I needed to hear her words.  I needed to see her embracing her gift, often a burden due to the dark, and ugly nature of the topics of child sexual abuse, domestic violence and sexual assault. 'Perseverance and fearlessness' characterize my fight for no statute of limitations for survivors of child sexual abuse. Thank you, @Mariska!

Friday, March 20, 2015

Now Where ~ Securing Sponsor I

The day started so early, the birds weren't even stirring yet. The rain pelted down hitting pavement and hurling back bursts of glare illuminated by headlights. I was content to be one of a few drivers on the road at this hour. I could see pools of rain hanging on the highway's edge thinking hydro planing would come easy and I must be extra careful this trip. Weather reports filled the next few days with rain showers for the duration of my trip to Nashville. I planned to arrive an hour early for my meeting with Representative Darren Jernigan so there was no risk to get a commitment to carry my bill to eliminate the statute of limitations in the state of Tennessee. 
I grew tense as I approached the city limits and saw bright red tail lights for all five interstate lanes. My approach to the capital was reduced to a standstill in bumper to bumper traffic with 30 minutes to spare for the remainder of my trip. The time to get to the center of Nashville turned out to be an hour. I prayed not to be late. What it took to make that possible blows my mind. An huge act of kindness by a local merchant allowed me to be on time. Not only did the attendant save me from walking two additional blocks uphill, I suspect the parking space I was permitted to park in belonged to a customer with a permit for a "reserved space". She assured me that I could take all the time I needed at the capital, just be back before 4:55 pm. Shocked, and immediately appreciative followed by an ear-to-ear smile, I thanked her enthusiastically for helping me out. 
My umbrella popped open with the flick of the release button.

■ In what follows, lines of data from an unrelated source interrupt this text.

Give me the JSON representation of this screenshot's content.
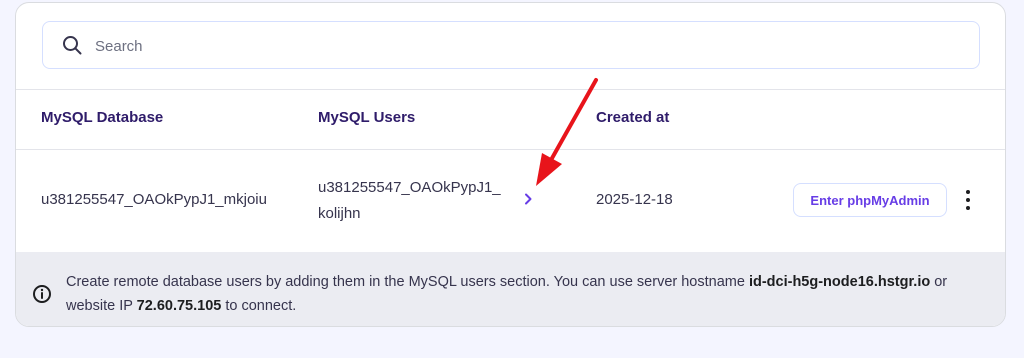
{
  "search": {
    "placeholder": "Search",
    "icon": "search-icon"
  },
  "table": {
    "columns": [
      "MySQL Database",
      "MySQL Users",
      "Created at"
    ],
    "rows": [
      {
        "database": "u381255547_OAOkPypJ1_mkjoiu",
        "user_line1": "u381255547_OAOkPypJ1_",
        "user_line2": "kolijhn",
        "created_at": "2025-12-18",
        "action_label": "Enter phpMyAdmin"
      }
    ]
  },
  "notice": {
    "text_before": "Create remote database users by adding them in the MySQL users section. You can use server hostname ",
    "hostname": "id-dci-h5g-node16.hstgr.io",
    "text_middle": " or website IP ",
    "ip": "72.60.75.105",
    "text_after": " to connect."
  },
  "colors": {
    "accent": "#673de6",
    "annotation_arrow": "#e8141b",
    "notice_bg": "#ebecf2"
  }
}
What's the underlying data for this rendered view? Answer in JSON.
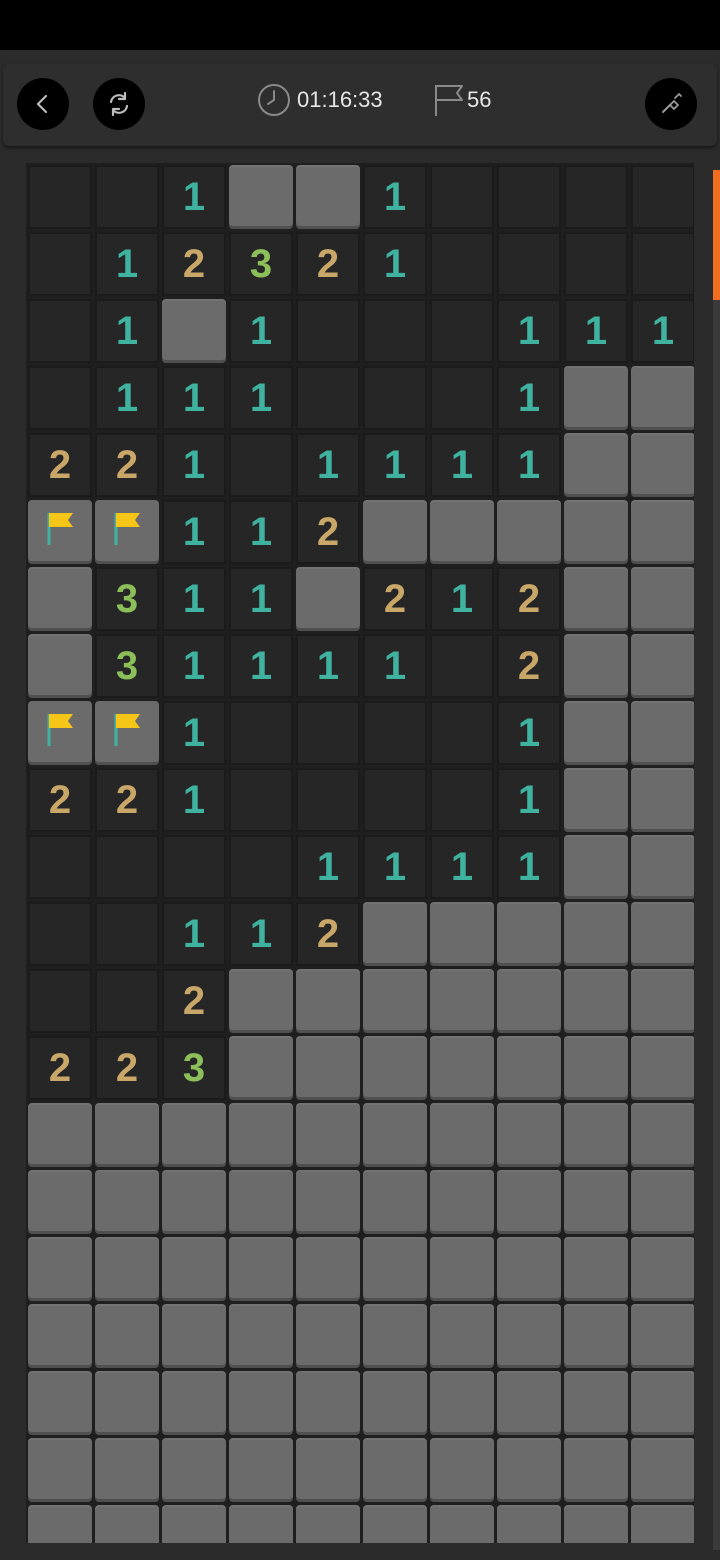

I swung the umbrella skyward and began with a  up the hill toward the War Memorial Building. I arrived at the entrance noticing the long line awaiting entry. My hopes dashed for a moment as I realized I would probably be late.  I used to be late for everything. Why couldn't this be different? I squeezed through the first doorway only to realize there was not a long line, but just a couple of gentlemen in front of me. I passed through the security process and picked up my gait toward the information center to retrieve the TN's 109th session General Assembly. I needed to make sure he was in the same office as last year. I looked for a spot to stop and inspect my booklet.  Finding an open seat along the bustling hallway, I sat to verify my destination and take a breath. Ah, same place. I was close. I looked at my watch to discover I would not be late to this very important meeting. I sighed relief for a split second and my mind raced in anticipation of speaking with Rep. Jernigan again.
When I could wait no longer, I entered suite 24. I was greeted by Rep. Jernigan's executive assistant with a familiarity nod and a smile.  I stepped toward her desk and she asked me if I knew who happen to be sitting directly ahead of me. Retired Senator Joe Haynes has come by to visit.  She wanted to take me over to speak with him.  I could hardly believe my eyes.  This man represented my bill in the Senate when I attempted this change to TN law in 1996. What are the odds?  Another mind blower. 
I reached out my hand to be enveloped by Senator Haynes' out stretched hands. I leaned in to be able to whisper and still be heard. 
"Do you remember who I am?" I asked.
He nodded and smiled with eyes sparkling behind his spectacles.  'Yes, I do.'  
I reminded him that I had said 'yes' when he asked me back then, would I come back and try again.
Quietly he responded, 'I knew you would'.